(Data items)
━━━━━━━━━━━━━━━━━━━━
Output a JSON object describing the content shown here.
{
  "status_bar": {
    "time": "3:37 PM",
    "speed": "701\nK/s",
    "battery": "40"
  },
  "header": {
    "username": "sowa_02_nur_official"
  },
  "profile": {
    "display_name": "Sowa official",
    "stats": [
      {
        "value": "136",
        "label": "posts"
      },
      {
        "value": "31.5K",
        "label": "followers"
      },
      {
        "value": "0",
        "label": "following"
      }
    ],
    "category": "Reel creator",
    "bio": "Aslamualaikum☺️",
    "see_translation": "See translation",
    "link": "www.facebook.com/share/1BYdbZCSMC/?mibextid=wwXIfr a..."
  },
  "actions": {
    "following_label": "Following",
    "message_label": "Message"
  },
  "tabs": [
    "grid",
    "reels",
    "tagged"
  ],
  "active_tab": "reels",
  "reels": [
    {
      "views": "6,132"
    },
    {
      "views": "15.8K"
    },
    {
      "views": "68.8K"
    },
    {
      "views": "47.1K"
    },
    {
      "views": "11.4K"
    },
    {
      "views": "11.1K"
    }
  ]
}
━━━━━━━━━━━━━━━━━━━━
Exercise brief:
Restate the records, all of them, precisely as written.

Response area:
Output a JSON object describing the content shown here.
{
  "status_bar": {
    "time": "3:37 PM",
    "speed": "701\nK/s",
    "battery": "40"
  },
  "header": {
    "username": "sowa_02_nur_official"
  },
  "profile": {
    "display_name": "Sowa official",
    "stats": [
      {
        "value": "136",
        "label": "posts"
      },
      {
        "value": "31.5K",
        "label": "followers"
      },
      {
        "value": "0",
        "label": "following"
      }
    ],
    "category": "Reel creator",
    "bio": "Aslamualaikum☺️",
    "see_translation": "See translation",
    "link": "www.facebook.com/share/1BYdbZCSMC/?mibextid=wwXIfr a..."
  },
  "actions": {
    "following_label": "Following",
    "message_label": "Message"
  },
  "tabs": [
    "grid",
    "reels",
    "tagged"
  ],
  "active_tab": "reels",
  "reels": [
    {
      "views": "6,132"
    },
    {
      "views": "15.8K"
    },
    {
      "views": "68.8K"
    },
    {
      "views": "47.1K"
    },
    {
      "views": "11.4K"
    },
    {
      "views": "11.1K"
    }
  ]
}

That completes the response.